According to a survey published this month in the American Journal of Preventive Medicine, less than one third of obstetrician-gynecologists give eligible patients the HPV vaccine and only half adhere to the guidelines published in 2009.
These guidelines recommend vaccinating women ages 11 26 years, a recommendation that has been in effect since 2006. In 2009, the American Congress of Obstetricians and Gynecologists (ACOG) added additional guidelines recommending biannual Pap tests for women between the ages of 21 and 29.
HPV is responsible not only for cervical cancer, but also for various cancers in both genders ano-rectal and oropharyngeal (throat) cancers, as well as STI s in men and women, especially genital warts. Because vaccination is responsible for steep reductions in the prevalence of HPV, the reason for the slow implementation of vaccination guidelines is unclear.

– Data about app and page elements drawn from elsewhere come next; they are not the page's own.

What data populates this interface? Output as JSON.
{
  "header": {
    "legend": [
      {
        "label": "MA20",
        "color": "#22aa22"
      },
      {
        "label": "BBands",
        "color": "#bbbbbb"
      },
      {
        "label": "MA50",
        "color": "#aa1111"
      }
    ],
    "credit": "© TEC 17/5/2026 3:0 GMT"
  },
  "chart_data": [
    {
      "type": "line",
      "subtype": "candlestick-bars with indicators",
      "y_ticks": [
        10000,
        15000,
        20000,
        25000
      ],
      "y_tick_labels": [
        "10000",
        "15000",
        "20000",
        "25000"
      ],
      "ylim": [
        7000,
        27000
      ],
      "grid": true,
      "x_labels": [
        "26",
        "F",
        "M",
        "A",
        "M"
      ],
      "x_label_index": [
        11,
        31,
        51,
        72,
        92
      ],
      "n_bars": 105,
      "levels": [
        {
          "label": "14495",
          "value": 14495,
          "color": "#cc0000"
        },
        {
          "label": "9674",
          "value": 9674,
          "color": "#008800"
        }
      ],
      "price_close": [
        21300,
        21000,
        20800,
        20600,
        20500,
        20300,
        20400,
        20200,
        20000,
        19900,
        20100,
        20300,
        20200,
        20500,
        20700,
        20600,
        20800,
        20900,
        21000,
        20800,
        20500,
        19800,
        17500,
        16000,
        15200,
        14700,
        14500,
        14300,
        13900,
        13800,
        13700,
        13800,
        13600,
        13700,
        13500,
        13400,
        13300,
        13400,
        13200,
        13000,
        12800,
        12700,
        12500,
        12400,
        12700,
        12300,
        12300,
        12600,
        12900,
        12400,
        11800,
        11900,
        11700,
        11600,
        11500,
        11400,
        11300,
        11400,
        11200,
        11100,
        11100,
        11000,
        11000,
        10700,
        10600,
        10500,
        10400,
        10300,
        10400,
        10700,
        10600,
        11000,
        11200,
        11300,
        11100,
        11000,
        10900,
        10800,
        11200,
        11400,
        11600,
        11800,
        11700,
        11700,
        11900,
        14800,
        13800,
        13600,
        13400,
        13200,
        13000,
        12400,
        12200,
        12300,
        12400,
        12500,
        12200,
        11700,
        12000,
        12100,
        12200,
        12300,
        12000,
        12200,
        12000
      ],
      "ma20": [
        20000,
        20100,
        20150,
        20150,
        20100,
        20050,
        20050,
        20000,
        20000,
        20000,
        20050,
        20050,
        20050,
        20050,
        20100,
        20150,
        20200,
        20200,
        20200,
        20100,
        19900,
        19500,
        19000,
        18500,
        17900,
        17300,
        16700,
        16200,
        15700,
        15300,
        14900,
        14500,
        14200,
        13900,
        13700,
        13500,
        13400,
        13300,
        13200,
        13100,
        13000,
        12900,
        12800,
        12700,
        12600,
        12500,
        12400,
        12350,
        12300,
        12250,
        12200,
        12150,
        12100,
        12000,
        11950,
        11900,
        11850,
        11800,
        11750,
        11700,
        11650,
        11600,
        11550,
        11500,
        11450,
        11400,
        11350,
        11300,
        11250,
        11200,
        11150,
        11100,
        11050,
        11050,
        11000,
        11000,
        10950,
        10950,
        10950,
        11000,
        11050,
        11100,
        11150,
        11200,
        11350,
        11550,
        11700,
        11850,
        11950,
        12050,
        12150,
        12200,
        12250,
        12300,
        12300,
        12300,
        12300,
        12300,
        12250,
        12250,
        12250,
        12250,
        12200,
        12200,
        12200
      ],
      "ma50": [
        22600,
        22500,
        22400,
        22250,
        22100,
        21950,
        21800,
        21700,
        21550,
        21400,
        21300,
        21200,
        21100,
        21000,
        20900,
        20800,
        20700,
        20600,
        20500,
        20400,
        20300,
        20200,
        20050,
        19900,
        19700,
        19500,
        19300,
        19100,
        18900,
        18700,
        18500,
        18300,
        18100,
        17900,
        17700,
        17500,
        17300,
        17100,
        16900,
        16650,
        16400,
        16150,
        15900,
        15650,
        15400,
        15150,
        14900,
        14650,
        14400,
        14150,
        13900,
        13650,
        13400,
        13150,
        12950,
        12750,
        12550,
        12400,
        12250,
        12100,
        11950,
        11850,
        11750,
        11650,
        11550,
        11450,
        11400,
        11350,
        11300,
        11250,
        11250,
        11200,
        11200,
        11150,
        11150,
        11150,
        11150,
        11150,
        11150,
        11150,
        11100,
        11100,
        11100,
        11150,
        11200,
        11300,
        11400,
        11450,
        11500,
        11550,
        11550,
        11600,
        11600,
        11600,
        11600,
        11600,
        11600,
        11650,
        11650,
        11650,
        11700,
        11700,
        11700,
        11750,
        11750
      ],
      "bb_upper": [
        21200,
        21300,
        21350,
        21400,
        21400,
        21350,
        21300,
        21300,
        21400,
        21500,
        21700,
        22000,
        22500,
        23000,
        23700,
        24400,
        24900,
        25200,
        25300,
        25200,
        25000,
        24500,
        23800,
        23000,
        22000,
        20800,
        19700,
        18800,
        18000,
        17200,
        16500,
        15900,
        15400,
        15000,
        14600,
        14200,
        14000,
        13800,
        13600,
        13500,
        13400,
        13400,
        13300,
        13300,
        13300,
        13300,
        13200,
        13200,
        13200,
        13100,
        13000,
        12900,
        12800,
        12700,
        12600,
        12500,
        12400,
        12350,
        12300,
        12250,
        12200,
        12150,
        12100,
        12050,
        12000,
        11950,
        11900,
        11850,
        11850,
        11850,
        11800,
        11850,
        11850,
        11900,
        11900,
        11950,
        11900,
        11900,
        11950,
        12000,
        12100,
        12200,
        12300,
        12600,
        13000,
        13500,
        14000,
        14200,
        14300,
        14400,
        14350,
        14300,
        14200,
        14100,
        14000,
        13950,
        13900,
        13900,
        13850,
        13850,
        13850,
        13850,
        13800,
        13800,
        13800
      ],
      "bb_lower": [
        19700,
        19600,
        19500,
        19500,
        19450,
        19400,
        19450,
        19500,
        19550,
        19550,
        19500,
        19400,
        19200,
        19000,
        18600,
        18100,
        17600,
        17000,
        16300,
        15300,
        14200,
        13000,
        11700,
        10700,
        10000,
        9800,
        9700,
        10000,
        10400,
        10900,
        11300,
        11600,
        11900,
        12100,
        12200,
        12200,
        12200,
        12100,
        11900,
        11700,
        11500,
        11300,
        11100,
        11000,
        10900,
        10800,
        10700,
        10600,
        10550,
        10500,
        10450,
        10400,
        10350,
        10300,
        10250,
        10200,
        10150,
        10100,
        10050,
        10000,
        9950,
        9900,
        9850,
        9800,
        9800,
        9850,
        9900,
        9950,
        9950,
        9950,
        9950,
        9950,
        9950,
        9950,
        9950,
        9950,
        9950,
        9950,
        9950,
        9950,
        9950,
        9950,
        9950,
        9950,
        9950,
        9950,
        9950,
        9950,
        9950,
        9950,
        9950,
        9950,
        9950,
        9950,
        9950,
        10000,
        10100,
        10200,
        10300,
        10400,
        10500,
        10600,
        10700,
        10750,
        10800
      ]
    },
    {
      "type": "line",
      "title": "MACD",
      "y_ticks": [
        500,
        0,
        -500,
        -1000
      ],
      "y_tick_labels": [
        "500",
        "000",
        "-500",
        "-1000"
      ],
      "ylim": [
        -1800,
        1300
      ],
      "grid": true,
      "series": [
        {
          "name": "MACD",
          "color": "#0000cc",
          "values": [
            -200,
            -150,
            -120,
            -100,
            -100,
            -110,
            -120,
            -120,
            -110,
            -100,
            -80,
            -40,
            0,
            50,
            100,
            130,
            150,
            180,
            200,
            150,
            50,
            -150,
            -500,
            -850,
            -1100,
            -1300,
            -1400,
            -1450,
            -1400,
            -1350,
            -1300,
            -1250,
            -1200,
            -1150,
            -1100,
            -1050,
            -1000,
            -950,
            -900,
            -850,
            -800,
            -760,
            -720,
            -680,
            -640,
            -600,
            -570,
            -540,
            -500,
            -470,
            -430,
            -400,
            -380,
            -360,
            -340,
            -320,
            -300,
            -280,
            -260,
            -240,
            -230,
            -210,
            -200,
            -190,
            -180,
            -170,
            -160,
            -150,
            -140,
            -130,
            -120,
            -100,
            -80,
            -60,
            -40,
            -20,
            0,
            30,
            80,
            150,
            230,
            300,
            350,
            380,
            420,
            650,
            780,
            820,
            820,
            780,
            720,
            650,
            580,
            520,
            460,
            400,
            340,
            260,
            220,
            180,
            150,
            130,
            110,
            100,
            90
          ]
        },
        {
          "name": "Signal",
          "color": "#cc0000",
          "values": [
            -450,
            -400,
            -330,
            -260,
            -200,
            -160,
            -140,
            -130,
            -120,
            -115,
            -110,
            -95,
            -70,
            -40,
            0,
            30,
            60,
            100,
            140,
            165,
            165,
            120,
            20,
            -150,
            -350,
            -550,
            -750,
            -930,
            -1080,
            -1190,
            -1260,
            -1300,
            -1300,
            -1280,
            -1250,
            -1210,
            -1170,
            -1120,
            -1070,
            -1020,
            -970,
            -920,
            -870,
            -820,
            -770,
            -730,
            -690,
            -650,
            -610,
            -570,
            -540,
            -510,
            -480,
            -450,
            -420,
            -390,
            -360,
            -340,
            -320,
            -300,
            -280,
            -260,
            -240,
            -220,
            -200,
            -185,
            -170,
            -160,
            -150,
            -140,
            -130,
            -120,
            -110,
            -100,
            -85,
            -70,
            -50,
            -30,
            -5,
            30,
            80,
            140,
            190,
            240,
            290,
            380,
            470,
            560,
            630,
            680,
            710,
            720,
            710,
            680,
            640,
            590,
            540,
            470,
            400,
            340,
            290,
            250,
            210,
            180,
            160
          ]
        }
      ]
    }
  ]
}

ACSH s Dr. Gilbert Ross has weighed in on this topic before, generally in the same vein: It is a public health tragedy, and travesty, that the HPV vaccine (or vaccines, as there are two varieties) has such a low uptake. We actually have a cancer vaccine, a major goal of scientific research and it s not being used! Of course, there are several explanations for this, but none of them are insurmountable. We in public health need to do more to get the word out, to young people and to parents.